Wellness for the Family: Winter Workout Safety
Winter workouts in northern Michigan can be slippery and cold, so knowing how to stay safe should be an important part of your preparation.
Michelle Dunaway was back with registered dietitian Grace Derocha of Blue Cross Blue Shield of Michigan to get some tips and tricks to winter workout safety.
- Prepare for the cold. Before you walk out the door, make sure you take the necessary precautions. Know the weather and dress accordingly to avoid frostbite. Wear sunscreen to protect against UV rays and drink plenty of fluids to avoid dehydration.
- Wear the right shoes. Shoes that are insulated and have a rubber bottom are ideal for slippery conditions. As you walk outside in your rubber-bottom shoes, take smaller steps- it will reduce your risk of falls. To help prevent the buildup of snow and ice, spread deicer around the sidewalks and driveways before, during or after a snowfall.
- Know the differences in ice strengths. If you plan to take advantage of ice to go ice skating or play hockey on a backyard pond, make sure it’s safe. According to the DNR, fresh, clear ice with a blueish tint is the strongest. The DNR warns that ice under snow is almost always weaker than exposed ice. Avoid patches covered in snow and/or slush; that is a sign the ice is no longer freezing. Most importantly, proceed with caution. Ice can change thickness and strength quickly.
- Wear a helmet when sledding, skiing or snowboarding. Winter sports usually involve sliding down a slippery slope. To avoid head injuries, be sure to wear a helmet as you slide down the hill.

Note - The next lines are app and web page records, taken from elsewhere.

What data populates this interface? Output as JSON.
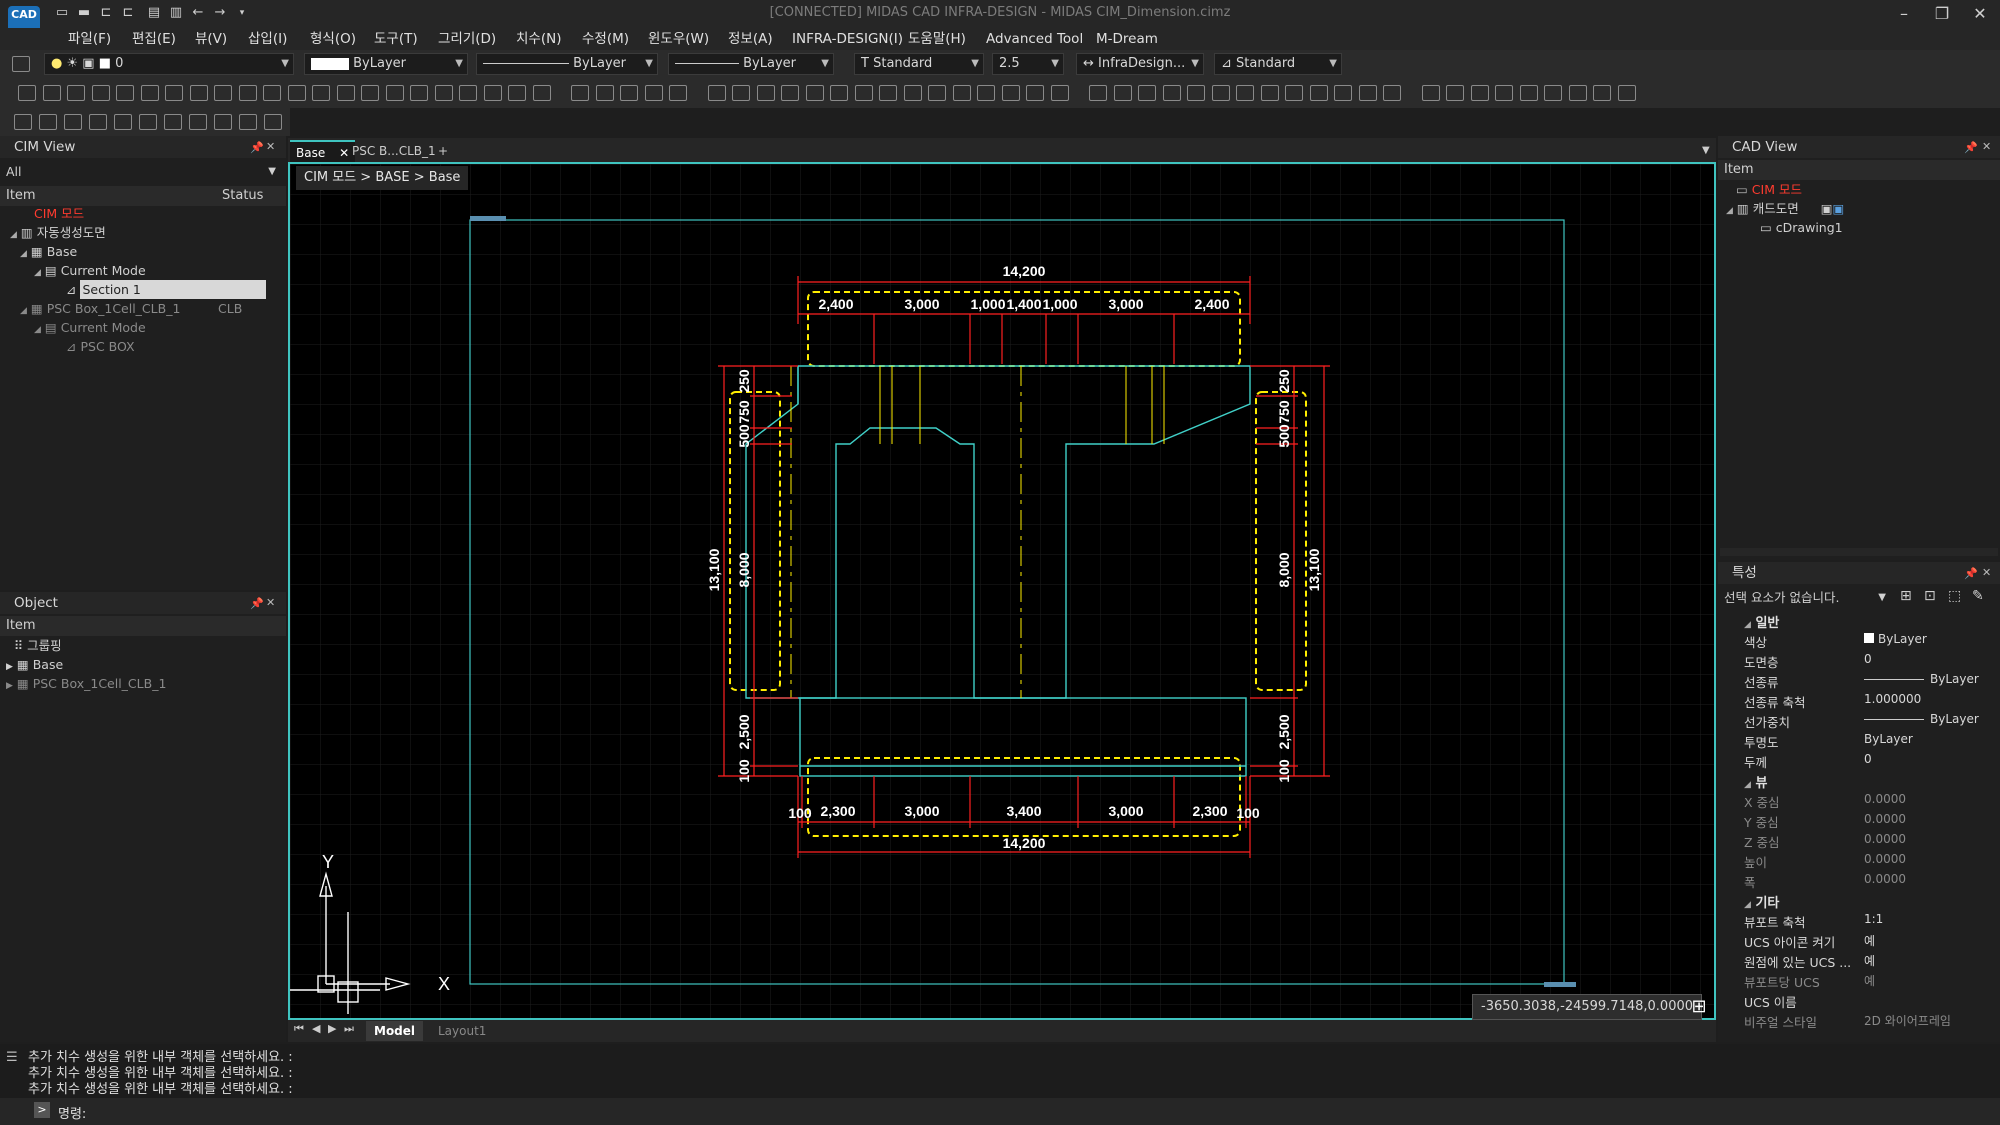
{
  "app": {
    "title": "[CONNECTED] MIDAS CAD INFRA-DESIGN - MIDAS CIM_Dimension.cimz",
    "logo": "CAD"
  },
  "menu": [
    "파일(F)",
    "편집(E)",
    "뷰(V)",
    "삽입(I)",
    "형식(O)",
    "도구(T)",
    "그리기(D)",
    "치수(N)",
    "수정(M)",
    "윈도우(W)",
    "정보(A)",
    "INFRA-DESIGN(I)",
    "도움말(H)",
    "Advanced Tool",
    "M-Dream"
  ],
  "toolbar": {
    "layer_value": "0",
    "color_value": "ByLayer",
    "linetype_value": "ByLayer",
    "lineweight_value": "ByLayer",
    "textstyle_value": "Standard",
    "textsize_value": "2.5",
    "dimstyle_value": "InfraDesign...",
    "tablestyle_value": "Standard"
  },
  "cim_view": {
    "title": "CIM View",
    "filter": "All",
    "col_item": "Item",
    "col_status": "Status",
    "items": [
      {
        "label": "CIM 모드"
      },
      {
        "label": "자동생성도면"
      },
      {
        "label": "Base"
      },
      {
        "label": "Current Mode"
      },
      {
        "label": "Section 1"
      },
      {
        "label": "PSC Box_1Cell_CLB_1",
        "status": "CLB"
      },
      {
        "label": "Current Mode"
      },
      {
        "label": "PSC BOX"
      }
    ]
  },
  "object_panel": {
    "title": "Object",
    "col_item": "Item",
    "items": [
      {
        "label": "그룹핑"
      },
      {
        "label": "Base"
      },
      {
        "label": "PSC Box_1Cell_CLB_1"
      }
    ]
  },
  "doc_tabs": [
    "Base",
    "PSC B...CLB_1",
    "+"
  ],
  "breadcrumb": "CIM 모드 > BASE > Base",
  "drawing": {
    "top_total": "14,200",
    "top_dims": [
      "2,400",
      "3,000",
      "1,000",
      "1,400",
      "1,000",
      "3,000",
      "2,400"
    ],
    "bottom_total": "14,200",
    "bottom_dims": [
      "100",
      "2,300",
      "3,000",
      "3,400",
      "3,000",
      "2,300",
      "100"
    ],
    "left_total": "13,100",
    "left_dims": [
      "250",
      "750",
      "500",
      "8,000",
      "2,500",
      "100"
    ],
    "right_total": "13,100",
    "right_dims": [
      "250",
      "750",
      "500",
      "8,000",
      "2,500",
      "100"
    ],
    "ucs_x": "X",
    "ucs_y": "Y"
  },
  "coords": "-3650.3038,-24599.7148,0.0000",
  "layout_tabs": [
    "Model",
    "Layout1"
  ],
  "command": {
    "history": [
      "추가 치수 생성을 위한 내부 객체를 선택하세요. :",
      "추가 치수 생성을 위한 내부 객체를 선택하세요. :",
      "추가 치수 생성을 위한 내부 객체를 선택하세요. :"
    ],
    "prompt": "명령:"
  },
  "cad_view": {
    "title": "CAD View",
    "col_item": "Item",
    "items": [
      {
        "label": "CIM 모드"
      },
      {
        "label": "캐드도면"
      },
      {
        "label": "cDrawing1"
      }
    ]
  },
  "properties": {
    "title": "특성",
    "selection": "선택 요소가 없습니다.",
    "sections": {
      "general": "일반",
      "view": "뷰",
      "misc": "기타"
    },
    "general": [
      {
        "key": "색상",
        "value": "ByLayer"
      },
      {
        "key": "도면층",
        "value": "0"
      },
      {
        "key": "선종류",
        "value": "ByLayer"
      },
      {
        "key": "선종류 축척",
        "value": "1.000000"
      },
      {
        "key": "선가중치",
        "value": "ByLayer"
      },
      {
        "key": "투명도",
        "value": "ByLayer"
      },
      {
        "key": "두께",
        "value": "0"
      }
    ],
    "view": [
      {
        "key": "X 중심",
        "value": "0.0000"
      },
      {
        "key": "Y 중심",
        "value": "0.0000"
      },
      {
        "key": "Z 중심",
        "value": "0.0000"
      },
      {
        "key": "높이",
        "value": "0.0000"
      },
      {
        "key": "폭",
        "value": "0.0000"
      }
    ],
    "misc": [
      {
        "key": "뷰포트 축척",
        "value": "1:1"
      },
      {
        "key": "UCS 아이콘 켜기",
        "value": "예"
      },
      {
        "key": "원점에 있는 UCS ...",
        "value": "예"
      },
      {
        "key": "뷰포트당 UCS",
        "value": "예"
      },
      {
        "key": "UCS 이름",
        "value": ""
      },
      {
        "key": "비주얼 스타일",
        "value": "2D 와이어프레임"
      }
    ]
  },
  "colors": {
    "accent": "#3fc4c0",
    "dim_red": "#ff2020",
    "highlight_yellow": "#ffee00",
    "section_cyan": "#40d0c8"
  }
}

- Pick a safe spot to work out. If the winter activity involves sliding or skating, make sure the area is free of obstacles that may cause injury. Fences, trees, and poles all pose dangers to the individual working out.

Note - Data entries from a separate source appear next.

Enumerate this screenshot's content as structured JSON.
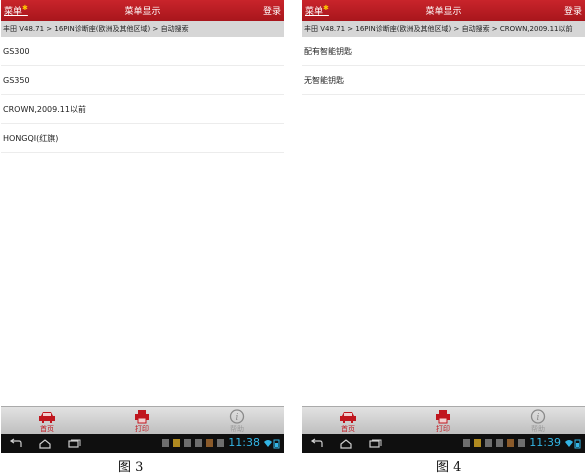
{
  "screens": [
    {
      "header": {
        "menu_label": "菜单",
        "title": "菜单显示",
        "login_label": "登录"
      },
      "breadcrumb": "丰田 V48.71 > 16PIN诊断座(欧洲及其他区域) > 自动搜索",
      "items": [
        "GS300",
        "GS350",
        "CROWN,2009.11以前",
        "HONGQI(红旗)"
      ],
      "tabs": {
        "home": "首页",
        "print": "打印",
        "help": "帮助"
      },
      "status": {
        "time": "11:38"
      },
      "caption": "图 3"
    },
    {
      "header": {
        "menu_label": "菜单",
        "title": "菜单显示",
        "login_label": "登录"
      },
      "breadcrumb": "丰田 V48.71 > 16PIN诊断座(欧洲及其他区域) > 自动搜索 > CROWN,2009.11以前",
      "items": [
        "配有智能钥匙",
        "无智能钥匙"
      ],
      "tabs": {
        "home": "首页",
        "print": "打印",
        "help": "帮助"
      },
      "status": {
        "time": "11:39"
      },
      "caption": "图 4"
    }
  ],
  "colors": {
    "header_red": "#c0161e",
    "clock_blue": "#33b5e5"
  }
}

Plus she gave us some tips on when to know if it’s time to head indoors.
- Lack of coordination
- Mental confusion
- Slowed reactions
- Slurred speech

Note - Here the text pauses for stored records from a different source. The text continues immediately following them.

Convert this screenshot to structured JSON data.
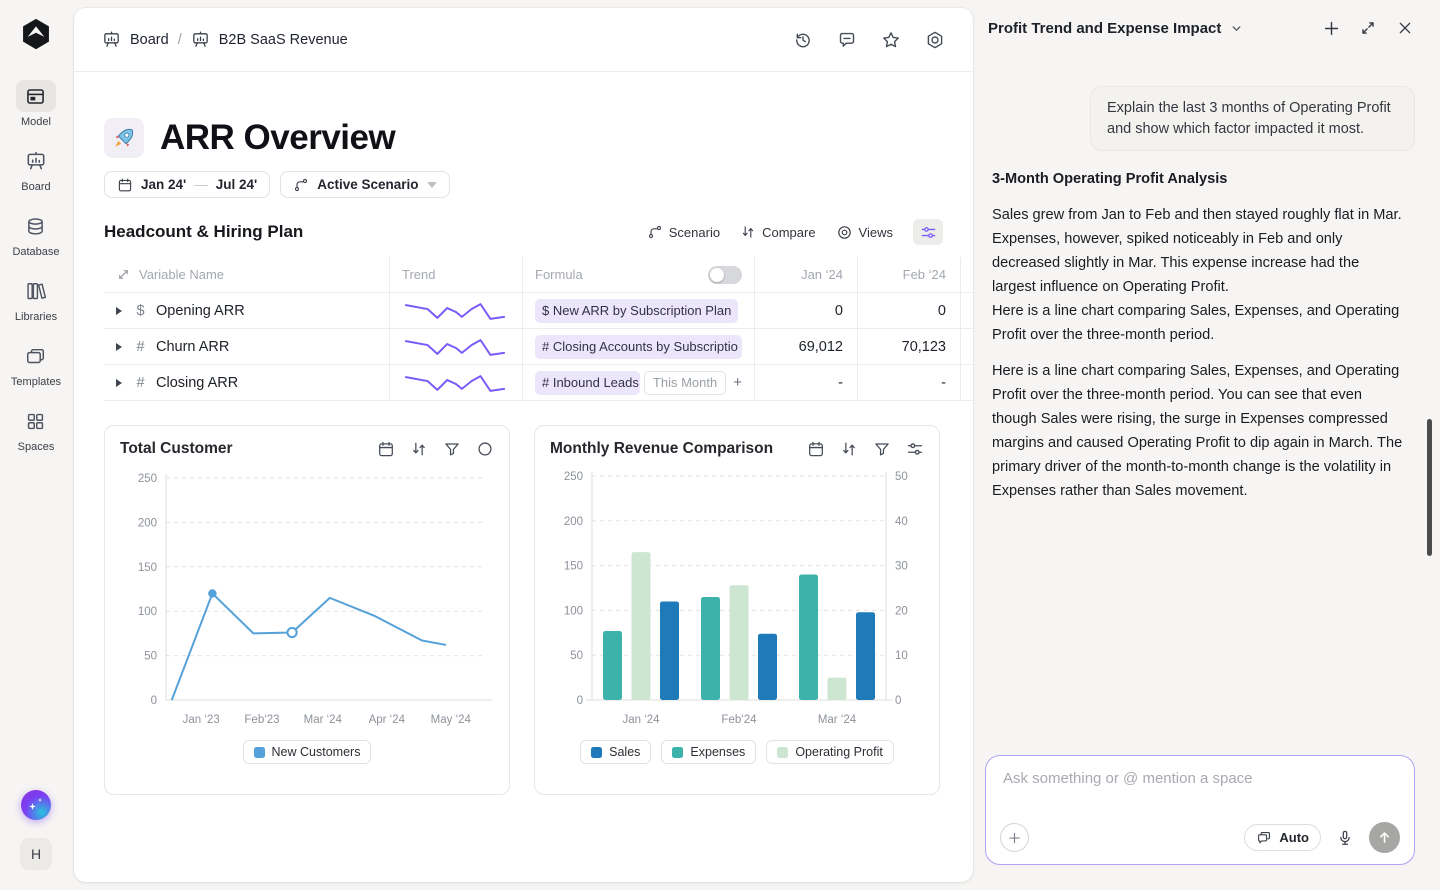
{
  "colors": {
    "accent_purple": "#7a5af8",
    "sales_blue": "#1e7ab8",
    "expenses_teal": "#3cb2aa",
    "profit_green": "#cde6d2",
    "line_blue": "#55a1da"
  },
  "sidebar": {
    "items": [
      {
        "id": "model",
        "label": "Model",
        "active": true
      },
      {
        "id": "board",
        "label": "Board",
        "active": false
      },
      {
        "id": "database",
        "label": "Database",
        "active": false
      },
      {
        "id": "libraries",
        "label": "Libraries",
        "active": false
      },
      {
        "id": "templates",
        "label": "Templates",
        "active": false
      },
      {
        "id": "spaces",
        "label": "Spaces",
        "active": false
      }
    ],
    "ai_button_icon": "sparkle",
    "avatar_label": "H"
  },
  "header": {
    "breadcrumb": [
      "Board",
      "B2B SaaS Revenue"
    ],
    "action_icons": [
      "history",
      "comment",
      "star",
      "settings"
    ]
  },
  "page": {
    "emoji": "🚀",
    "title": "ARR Overview",
    "date_start": "Jan 24'",
    "date_end": "Jul 24'",
    "scenario": "Active Scenario"
  },
  "section": {
    "title": "Headcount & Hiring Plan",
    "buttons": [
      "Scenario",
      "Compare",
      "Views"
    ],
    "filter_icon": "sliders"
  },
  "table": {
    "columns": [
      "Variable Name",
      "Trend",
      "Formula",
      "Jan ‘24",
      "Feb ‘24"
    ],
    "formula_toggle_state": "off",
    "rows": [
      {
        "type": "$",
        "name": "Opening ARR",
        "formula_pill": "$ New ARR by Subscription Plan",
        "values": [
          "0",
          "0"
        ]
      },
      {
        "type": "#",
        "name": "Churn ARR",
        "formula_pill": "# Closing Accounts by Subscriptio",
        "values": [
          "69,012",
          "70,123"
        ]
      },
      {
        "type": "#",
        "name": "Closing ARR",
        "formula_pill": "# Inbound Leads",
        "formula_secondary": "This Month",
        "formula_plus": "+",
        "values": [
          "-",
          "-"
        ]
      }
    ]
  },
  "chart_data": [
    {
      "id": "total-customer",
      "type": "line",
      "title": "Total Customer",
      "toolbar_icons": [
        "calendar",
        "compare",
        "filter",
        "circle"
      ],
      "x_labels": [
        "Jan ‘23",
        "Feb‘23",
        "Mar ‘24",
        "Apr ‘24",
        "May ‘24"
      ],
      "x_label_fracs": [
        0.11,
        0.3,
        0.49,
        0.69,
        0.89
      ],
      "ylim": [
        0,
        250
      ],
      "yticks": [
        0,
        50,
        100,
        150,
        200,
        250
      ],
      "grid": "dashed",
      "legend": [
        "New Customers"
      ],
      "legend_position": "bottom",
      "series": [
        {
          "name": "New Customers",
          "color": "#55a1da",
          "x_fracs": [
            0.018,
            0.145,
            0.273,
            0.394,
            0.512,
            0.65,
            0.8,
            0.875
          ],
          "values": [
            0,
            120,
            75,
            76,
            115,
            95,
            67,
            62
          ],
          "markers": [
            {
              "index": 1,
              "style": "filled"
            },
            {
              "index": 3,
              "style": "open"
            }
          ]
        }
      ]
    },
    {
      "id": "monthly-revenue",
      "type": "bar",
      "title": "Monthly Revenue Comparison",
      "toolbar_icons": [
        "calendar",
        "compare",
        "filter",
        "sliders"
      ],
      "categories": [
        "Jan ‘24",
        "Feb‘24",
        "Mar ‘24"
      ],
      "bar_order": [
        "Expenses",
        "Operating Profit",
        "Sales"
      ],
      "ylim_left": [
        0,
        250
      ],
      "yticks_left": [
        0,
        50,
        100,
        150,
        200,
        250
      ],
      "ylim_right": [
        0,
        50
      ],
      "yticks_right": [
        0,
        10,
        20,
        30,
        40,
        50
      ],
      "grid": "dashed",
      "legend": [
        "Sales",
        "Expenses",
        "Operating Profit"
      ],
      "legend_position": "bottom",
      "series": [
        {
          "name": "Sales",
          "color": "#1e7ab8",
          "values": [
            110,
            74,
            98
          ]
        },
        {
          "name": "Expenses",
          "color": "#3cb2aa",
          "values": [
            77,
            115,
            140
          ]
        },
        {
          "name": "Operating Profit",
          "color": "#cde6d2",
          "values": [
            165,
            128,
            25
          ]
        }
      ]
    }
  ],
  "chat": {
    "title": "Profit Trend and Expense Impact",
    "header_icons": [
      "add",
      "expand",
      "close"
    ],
    "user_message": "Explain the last 3 months of Operating Profit and show which factor impacted it most.",
    "response_heading": "3-Month Operating Profit Analysis",
    "response_paragraphs": [
      " Sales grew from Jan to Feb and then stayed roughly flat in Mar. Expenses, however, spiked noticeably in Feb and only decreased slightly in Mar. This expense increase had the largest influence on Operating Profit.\nHere is a line chart comparing Sales, Expenses, and Operating Profit over the three-month period.",
      "Here is a line chart comparing Sales, Expenses, and Operating Profit over the three-month period. You can see that even though Sales were rising, the surge in Expenses compressed margins and caused Operating Profit to dip again in March. The primary driver of the month-to-month change is the volatility in Expenses rather than Sales movement."
    ]
  },
  "composer": {
    "placeholder": "Ask something or @ mention a space",
    "mode_label": "Auto",
    "icons": [
      "attach-plus",
      "auto-mode",
      "mic",
      "send"
    ]
  }
}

- Cold feet and hands
To see more from Blue Cross Blue Shield of Michigan, click here.